--- Supplied records ---
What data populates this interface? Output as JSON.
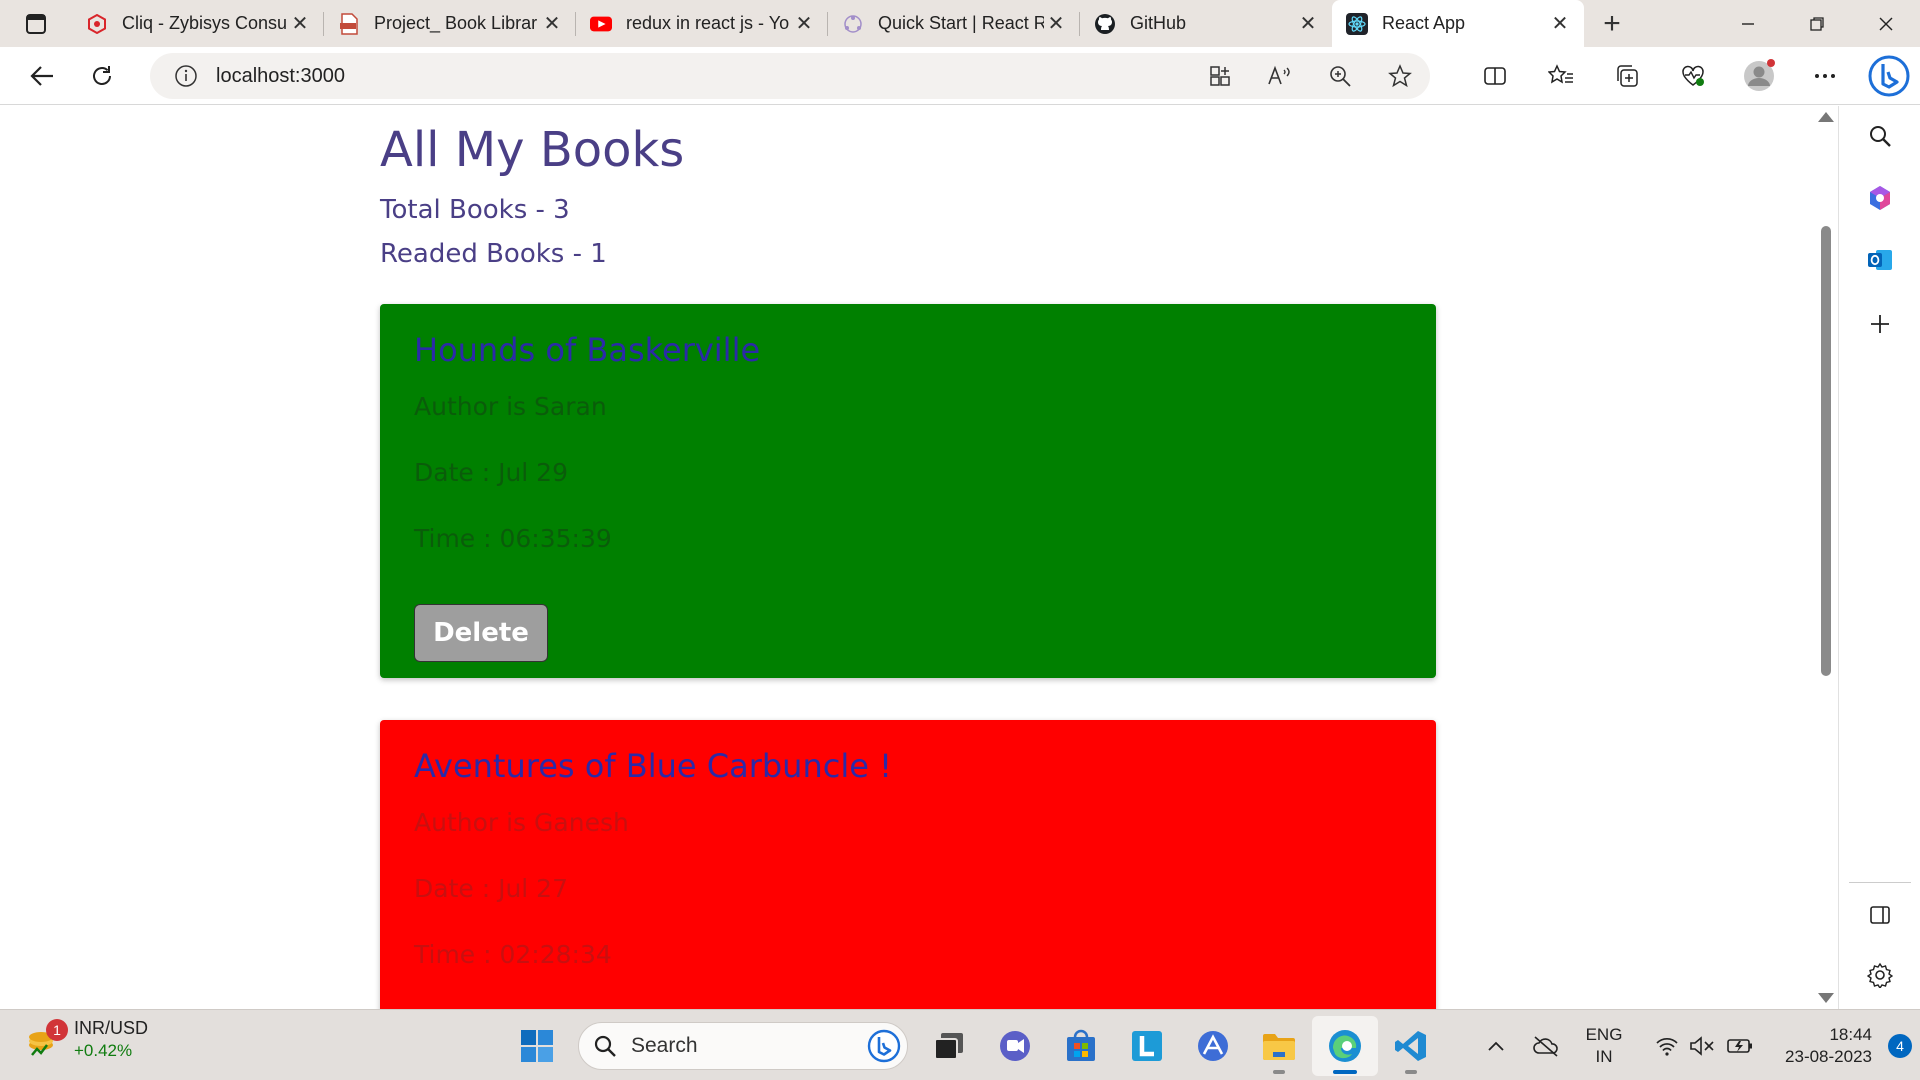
{
  "tabs": [
    {
      "label": "Cliq - Zybisys Consu",
      "icon": "cliq-icon"
    },
    {
      "label": "Project_ Book Librar",
      "icon": "pdf-icon"
    },
    {
      "label": "redux in react js - Yo",
      "icon": "youtube-icon"
    },
    {
      "label": "Quick Start | React R",
      "icon": "redux-icon"
    },
    {
      "label": "GitHub",
      "icon": "github-icon"
    },
    {
      "label": "React App",
      "icon": "react-icon",
      "active": true
    }
  ],
  "address": {
    "url": "localhost:3000"
  },
  "page": {
    "title": "All My Books",
    "total_books": "Total Books - 3",
    "readed_books": "Readed Books - 1"
  },
  "books": [
    {
      "title": "Hounds of Baskerville",
      "author": "Author is Saran",
      "date": "Date : Jul 29",
      "time": "Time : 06:35:39",
      "delete_label": "Delete",
      "card_color": "#008000"
    },
    {
      "title": "Aventures of Blue Carbuncle !",
      "author": "Author is Ganesh",
      "date": "Date : Jul 27",
      "time": "Time : 02:28:34",
      "card_color": "#ff0000"
    }
  ],
  "taskbar": {
    "widget_badge": "1",
    "widget_title": "INR/USD",
    "widget_change": "+0.42%",
    "search_label": "Search",
    "lang_line1": "ENG",
    "lang_line2": "IN",
    "time": "18:44",
    "date": "23-08-2023",
    "notification_count": "4"
  },
  "colors": {
    "accent": "#0067c0",
    "title_text": "#4a3f86",
    "book_title": "#2b2aa8"
  }
}
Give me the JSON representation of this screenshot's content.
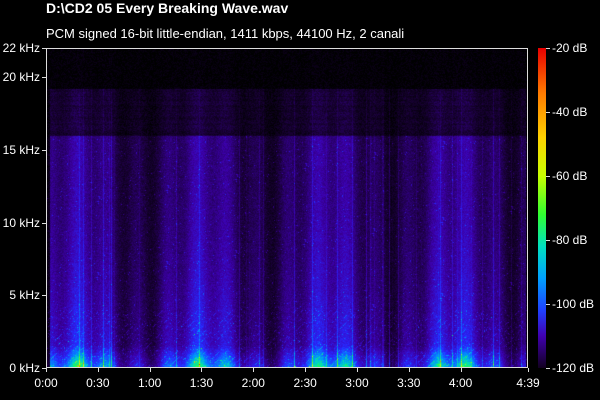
{
  "window": {
    "title": "D:\\CD2 05 Every Breaking Wave.wav",
    "subtitle": "PCM signed 16-bit little-endian, 1411 kbps, 44100 Hz, 2 canali"
  },
  "chart_data": {
    "type": "heatmap",
    "title": "D:\\CD2 05 Every Breaking Wave.wav",
    "subtitle": "PCM signed 16-bit little-endian, 1411 kbps, 44100 Hz, 2 canali",
    "y_axis": {
      "ticks": [
        "22 kHz",
        "20 kHz",
        "15 kHz",
        "10 kHz",
        "5 kHz",
        "0 kHz"
      ],
      "values": [
        22,
        20,
        15,
        10,
        5,
        0
      ],
      "range": [
        0,
        22
      ]
    },
    "x_axis": {
      "ticks": [
        "0:00",
        "0:30",
        "1:00",
        "1:30",
        "2:00",
        "2:30",
        "3:00",
        "3:30",
        "4:00",
        "4:39"
      ],
      "values_seconds": [
        0,
        30,
        60,
        90,
        120,
        150,
        180,
        210,
        240,
        279
      ],
      "range_seconds": [
        0,
        279
      ]
    },
    "colorbar": {
      "ticks": [
        "-20 dB",
        "-40 dB",
        "-60 dB",
        "-80 dB",
        "-100 dB",
        "-120 dB"
      ],
      "values": [
        -20,
        -40,
        -60,
        -80,
        -100,
        -120
      ],
      "range": [
        -120,
        -20
      ]
    },
    "grid": false,
    "legend": "right",
    "colors": [
      "#e60000",
      "#ff7a00",
      "#ffd200",
      "#30ff30",
      "#00e0c0",
      "#00a0ff",
      "#2040ff",
      "#4000b0",
      "#120020"
    ]
  }
}
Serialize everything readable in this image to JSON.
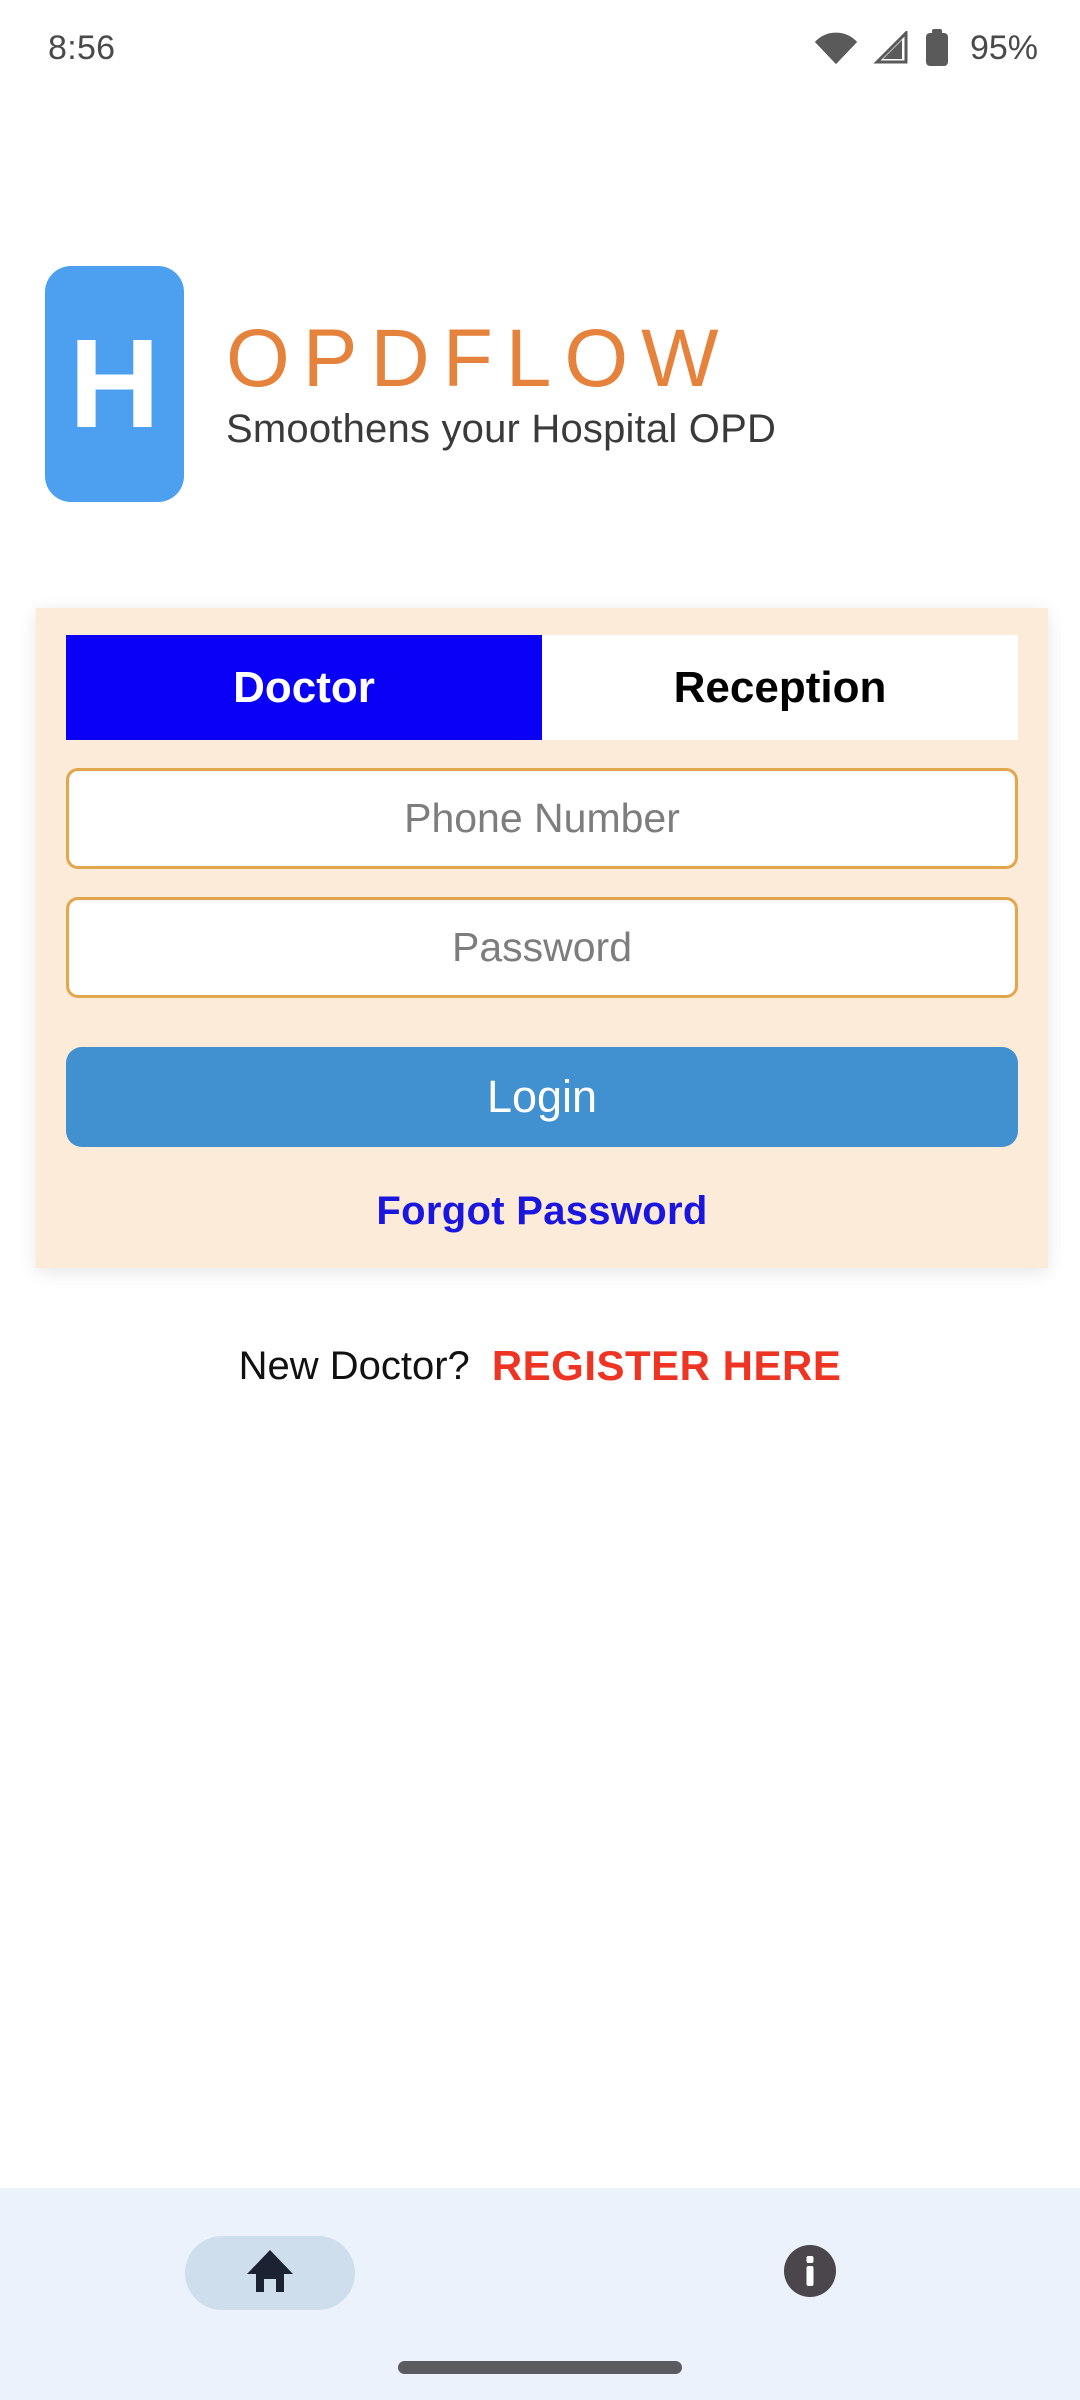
{
  "status_bar": {
    "time": "8:56",
    "battery_percent": "95%",
    "icons": [
      "wifi-icon",
      "cellular-signal-icon",
      "battery-icon"
    ]
  },
  "branding": {
    "logo_letter": "H",
    "logo_icon": "hospital-logo-icon",
    "brand_name": "OPDFLOW",
    "tagline": "Smoothens your Hospital OPD",
    "logo_color": "#4DA0F0",
    "brand_color": "#E5823C"
  },
  "login_card": {
    "background_color": "#FCEBD8",
    "tabs": [
      {
        "label": "Doctor",
        "active": true
      },
      {
        "label": "Reception",
        "active": false
      }
    ],
    "active_tab_color": "#0A00F5",
    "fields": [
      {
        "name": "phone",
        "placeholder": "Phone Number",
        "value": ""
      },
      {
        "name": "password",
        "placeholder": "Password",
        "value": ""
      }
    ],
    "login_button": {
      "label": "Login",
      "color": "#4190CF"
    },
    "forgot_password": {
      "label": "Forgot Password",
      "color": "#1A16DF"
    }
  },
  "register": {
    "question": "New Doctor?",
    "link_label": "REGISTER HERE",
    "link_color": "#EE3524"
  },
  "bottom_nav": {
    "background_color": "#EBF2FC",
    "items": [
      {
        "icon": "home-icon",
        "active": true
      },
      {
        "icon": "info-icon",
        "active": false
      }
    ]
  }
}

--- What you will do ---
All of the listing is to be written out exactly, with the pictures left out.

--- Answer box ---
What data populates this interface? Output as JSON.
{
  "tabs": [
    {
      "label": "Cliq - Zybisys Consu",
      "icon": "cliq-icon"
    },
    {
      "label": "Project_ Book Librar",
      "icon": "pdf-icon"
    },
    {
      "label": "redux in react js - Yo",
      "icon": "youtube-icon"
    },
    {
      "label": "Quick Start | React R",
      "icon": "redux-icon"
    },
    {
      "label": "GitHub",
      "icon": "github-icon"
    },
    {
      "label": "React App",
      "icon": "react-icon",
      "active": true
    }
  ],
  "address": {
    "url": "localhost:3000"
  },
  "page": {
    "title": "All My Books",
    "total_books": "Total Books - 3",
    "readed_books": "Readed Books - 1"
  },
  "books": [
    {
      "title": "Hounds of Baskerville",
      "author": "Author is Saran",
      "date": "Date : Jul 29",
      "time": "Time : 06:35:39",
      "delete_label": "Delete",
      "card_color": "#008000"
    },
    {
      "title": "Aventures of Blue Carbuncle !",
      "author": "Author is Ganesh",
      "date": "Date : Jul 27",
      "time": "Time : 02:28:34",
      "card_color": "#ff0000"
    }
  ],
  "taskbar": {
    "widget_badge": "1",
    "widget_title": "INR/USD",
    "widget_change": "+0.42%",
    "search_label": "Search",
    "lang_line1": "ENG",
    "lang_line2": "IN",
    "time": "18:44",
    "date": "23-08-2023",
    "notification_count": "4"
  },
  "colors": {
    "accent": "#0067c0",
    "title_text": "#4a3f86",
    "book_title": "#2b2aa8"
  }
}
Give me the JSON representation of this screenshot's content.
{
  "window": {
    "title": "D:\\CD2 05 Every Breaking Wave.wav",
    "subtitle": "PCM signed 16-bit little-endian, 1411 kbps, 44100 Hz, 2 canali"
  },
  "chart_data": {
    "type": "heatmap",
    "title": "D:\\CD2 05 Every Breaking Wave.wav",
    "subtitle": "PCM signed 16-bit little-endian, 1411 kbps, 44100 Hz, 2 canali",
    "y_axis": {
      "ticks": [
        "22 kHz",
        "20 kHz",
        "15 kHz",
        "10 kHz",
        "5 kHz",
        "0 kHz"
      ],
      "values": [
        22,
        20,
        15,
        10,
        5,
        0
      ],
      "range": [
        0,
        22
      ]
    },
    "x_axis": {
      "ticks": [
        "0:00",
        "0:30",
        "1:00",
        "1:30",
        "2:00",
        "2:30",
        "3:00",
        "3:30",
        "4:00",
        "4:39"
      ],
      "values_seconds": [
        0,
        30,
        60,
        90,
        120,
        150,
        180,
        210,
        240,
        279
      ],
      "range_seconds": [
        0,
        279
      ]
    },
    "colorbar": {
      "ticks": [
        "-20 dB",
        "-40 dB",
        "-60 dB",
        "-80 dB",
        "-100 dB",
        "-120 dB"
      ],
      "values": [
        -20,
        -40,
        -60,
        -80,
        -100,
        -120
      ],
      "range": [
        -120,
        -20
      ]
    },
    "grid": false,
    "legend": "right",
    "colors": [
      "#e60000",
      "#ff7a00",
      "#ffd200",
      "#30ff30",
      "#00e0c0",
      "#00a0ff",
      "#2040ff",
      "#4000b0",
      "#120020"
    ]
  }
}
Serialize everything readable in this image to JSON.
{
  "status_bar": {
    "time": "8:56",
    "battery_percent": "95%",
    "icons": [
      "wifi-icon",
      "cellular-signal-icon",
      "battery-icon"
    ]
  },
  "branding": {
    "logo_letter": "H",
    "logo_icon": "hospital-logo-icon",
    "brand_name": "OPDFLOW",
    "tagline": "Smoothens your Hospital OPD",
    "logo_color": "#4DA0F0",
    "brand_color": "#E5823C"
  },
  "login_card": {
    "background_color": "#FCEBD8",
    "tabs": [
      {
        "label": "Doctor",
        "active": true
      },
      {
        "label": "Reception",
        "active": false
      }
    ],
    "active_tab_color": "#0A00F5",
    "fields": [
      {
        "name": "phone",
        "placeholder": "Phone Number",
        "value": ""
      },
      {
        "name": "password",
        "placeholder": "Password",
        "value": ""
      }
    ],
    "login_button": {
      "label": "Login",
      "color": "#4190CF"
    },
    "forgot_password": {
      "label": "Forgot Password",
      "color": "#1A16DF"
    }
  },
  "register": {
    "question": "New Doctor?",
    "link_label": "REGISTER HERE",
    "link_color": "#EE3524"
  },
  "bottom_nav": {
    "background_color": "#EBF2FC",
    "items": [
      {
        "icon": "home-icon",
        "active": true
      },
      {
        "icon": "info-icon",
        "active": false
      }
    ]
  }
}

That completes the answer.